Economy leaps out of recession thanks to Olympics, says NIESR
Meanwhile FSA relaxes capital rules to encourage British banks to increase lending and help growth
THE UK economy is out of double-dip recession and registering 0.8 per cent growth, says the National Institute of Economic and Social Research, crediting the London Olympics for a boost to the economy. "Unless output turns down again, the recession is over," NIESR said.
But as The Daily Telegraph reports, the institute warned the underlying rate of growth was weaker, at 0.2 or 0.3 per cent. "The strength of the figure for the three months to September is largely an artifact of special events," it said.
As part of the effort to stimulate the economy into a sustained recovery, the Financial Services Authority has told UK banks they will no longer be obligated to maintain a core ratio equal to 10 per cent of their assets, a regulation introduced following the 2008 banking crisis. In effect, they will be able to meet regulatory targets without having to cut lending.
"The goal is to avoid rapid deleveraging that would harm activity in the economy," Andrew Bailey, head of the FSA's prudential business unit, told the Financial Times. The paper says the new guidelines represent a policy shift with regulators no longer just monitoring banks but also taking note of national economic concerns.
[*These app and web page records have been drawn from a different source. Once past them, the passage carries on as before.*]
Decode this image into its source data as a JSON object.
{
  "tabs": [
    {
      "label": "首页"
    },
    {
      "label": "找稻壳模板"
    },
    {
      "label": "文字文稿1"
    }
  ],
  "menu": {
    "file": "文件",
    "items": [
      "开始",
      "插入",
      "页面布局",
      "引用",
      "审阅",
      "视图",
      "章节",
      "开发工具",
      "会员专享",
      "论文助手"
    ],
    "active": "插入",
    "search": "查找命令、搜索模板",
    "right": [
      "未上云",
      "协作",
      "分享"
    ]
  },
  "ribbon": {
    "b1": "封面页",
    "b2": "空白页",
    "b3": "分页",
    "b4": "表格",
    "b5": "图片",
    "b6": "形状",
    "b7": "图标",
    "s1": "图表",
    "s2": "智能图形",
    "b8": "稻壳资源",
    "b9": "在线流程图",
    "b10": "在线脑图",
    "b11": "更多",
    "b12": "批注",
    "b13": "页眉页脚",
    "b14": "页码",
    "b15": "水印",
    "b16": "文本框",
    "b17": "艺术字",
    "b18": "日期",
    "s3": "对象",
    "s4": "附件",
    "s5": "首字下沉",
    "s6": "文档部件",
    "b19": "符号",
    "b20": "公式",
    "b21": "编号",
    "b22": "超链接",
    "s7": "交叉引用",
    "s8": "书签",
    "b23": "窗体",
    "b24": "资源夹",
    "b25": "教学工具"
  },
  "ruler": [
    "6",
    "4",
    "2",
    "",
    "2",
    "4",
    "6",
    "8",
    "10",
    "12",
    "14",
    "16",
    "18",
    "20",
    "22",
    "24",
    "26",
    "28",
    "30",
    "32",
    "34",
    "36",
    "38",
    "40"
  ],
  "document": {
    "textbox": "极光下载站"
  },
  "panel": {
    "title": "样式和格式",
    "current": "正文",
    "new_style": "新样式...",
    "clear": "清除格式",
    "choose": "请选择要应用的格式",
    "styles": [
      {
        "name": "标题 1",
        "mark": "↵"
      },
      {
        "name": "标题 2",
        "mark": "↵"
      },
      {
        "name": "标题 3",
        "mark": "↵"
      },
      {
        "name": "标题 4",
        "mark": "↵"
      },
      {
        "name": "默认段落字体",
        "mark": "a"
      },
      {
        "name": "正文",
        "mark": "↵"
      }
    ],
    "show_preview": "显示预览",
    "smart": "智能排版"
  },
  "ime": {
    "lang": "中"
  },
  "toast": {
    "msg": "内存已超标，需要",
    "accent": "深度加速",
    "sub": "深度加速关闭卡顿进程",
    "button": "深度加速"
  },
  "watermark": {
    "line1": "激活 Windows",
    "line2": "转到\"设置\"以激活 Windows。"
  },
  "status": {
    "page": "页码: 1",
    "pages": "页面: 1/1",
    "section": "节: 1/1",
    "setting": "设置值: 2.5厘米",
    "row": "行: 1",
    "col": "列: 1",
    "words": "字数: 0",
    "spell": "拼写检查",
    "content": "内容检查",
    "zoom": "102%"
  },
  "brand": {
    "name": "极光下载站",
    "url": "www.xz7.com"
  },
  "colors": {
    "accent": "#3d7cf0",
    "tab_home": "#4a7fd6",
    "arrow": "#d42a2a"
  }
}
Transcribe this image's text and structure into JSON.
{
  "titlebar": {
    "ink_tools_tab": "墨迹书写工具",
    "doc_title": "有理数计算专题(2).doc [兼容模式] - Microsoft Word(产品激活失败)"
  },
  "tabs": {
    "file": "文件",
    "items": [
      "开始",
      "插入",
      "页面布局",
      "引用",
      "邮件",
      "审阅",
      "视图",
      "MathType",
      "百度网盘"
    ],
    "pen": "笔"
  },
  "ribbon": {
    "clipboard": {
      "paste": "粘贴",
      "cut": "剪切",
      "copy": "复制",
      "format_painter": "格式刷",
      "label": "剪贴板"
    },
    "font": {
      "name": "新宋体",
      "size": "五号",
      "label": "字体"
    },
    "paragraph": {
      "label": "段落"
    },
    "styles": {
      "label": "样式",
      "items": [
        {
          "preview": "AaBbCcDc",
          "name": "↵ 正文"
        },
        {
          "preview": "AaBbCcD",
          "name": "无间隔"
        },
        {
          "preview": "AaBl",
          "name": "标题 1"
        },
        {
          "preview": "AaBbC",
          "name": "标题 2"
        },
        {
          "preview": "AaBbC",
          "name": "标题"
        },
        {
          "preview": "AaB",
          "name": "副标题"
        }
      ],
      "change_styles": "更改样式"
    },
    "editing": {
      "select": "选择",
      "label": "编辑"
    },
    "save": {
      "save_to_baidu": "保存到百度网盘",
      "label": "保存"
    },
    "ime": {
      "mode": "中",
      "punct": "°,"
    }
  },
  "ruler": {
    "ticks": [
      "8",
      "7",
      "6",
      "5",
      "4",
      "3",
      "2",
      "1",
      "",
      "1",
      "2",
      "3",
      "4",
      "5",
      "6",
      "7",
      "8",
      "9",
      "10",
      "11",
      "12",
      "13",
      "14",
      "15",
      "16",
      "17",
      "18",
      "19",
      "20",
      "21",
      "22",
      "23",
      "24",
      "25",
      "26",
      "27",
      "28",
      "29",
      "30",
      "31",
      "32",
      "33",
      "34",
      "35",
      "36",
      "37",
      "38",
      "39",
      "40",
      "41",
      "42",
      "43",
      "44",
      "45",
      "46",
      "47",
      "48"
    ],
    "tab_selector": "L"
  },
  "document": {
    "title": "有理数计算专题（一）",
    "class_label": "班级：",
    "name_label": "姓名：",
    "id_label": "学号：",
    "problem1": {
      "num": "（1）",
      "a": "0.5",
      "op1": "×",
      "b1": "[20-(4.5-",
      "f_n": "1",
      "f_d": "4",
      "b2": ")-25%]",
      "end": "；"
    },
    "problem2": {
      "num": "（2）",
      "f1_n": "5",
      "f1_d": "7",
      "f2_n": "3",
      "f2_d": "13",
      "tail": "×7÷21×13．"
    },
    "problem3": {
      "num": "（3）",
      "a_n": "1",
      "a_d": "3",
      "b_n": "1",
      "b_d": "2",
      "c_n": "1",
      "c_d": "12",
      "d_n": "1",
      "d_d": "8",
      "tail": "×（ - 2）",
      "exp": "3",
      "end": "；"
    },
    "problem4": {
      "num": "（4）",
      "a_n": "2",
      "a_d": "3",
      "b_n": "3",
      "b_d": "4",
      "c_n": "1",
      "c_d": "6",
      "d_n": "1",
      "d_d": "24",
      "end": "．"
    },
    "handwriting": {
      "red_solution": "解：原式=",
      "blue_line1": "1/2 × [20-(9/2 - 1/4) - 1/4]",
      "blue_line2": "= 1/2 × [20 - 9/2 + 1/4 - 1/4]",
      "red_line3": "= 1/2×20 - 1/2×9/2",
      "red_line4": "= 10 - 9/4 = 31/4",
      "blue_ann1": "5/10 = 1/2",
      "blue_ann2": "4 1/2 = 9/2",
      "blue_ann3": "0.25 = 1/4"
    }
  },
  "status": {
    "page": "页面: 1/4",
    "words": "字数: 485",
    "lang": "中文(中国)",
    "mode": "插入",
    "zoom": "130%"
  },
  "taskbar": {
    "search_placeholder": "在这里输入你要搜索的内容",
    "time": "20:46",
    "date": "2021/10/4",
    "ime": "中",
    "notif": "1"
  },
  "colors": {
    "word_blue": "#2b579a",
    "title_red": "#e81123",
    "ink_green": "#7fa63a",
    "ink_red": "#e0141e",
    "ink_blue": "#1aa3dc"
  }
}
The FT calls the relaxation of the capital requirements "a bold combination of political theatre and economic theory" in which regulators have effectively called the bluff of banking groups who complain regulatory reforms have prevented them from lending. By letting banks hold less capital against new loans, and thus encourage new lending, the reforms could help tease the UK economy back to growth.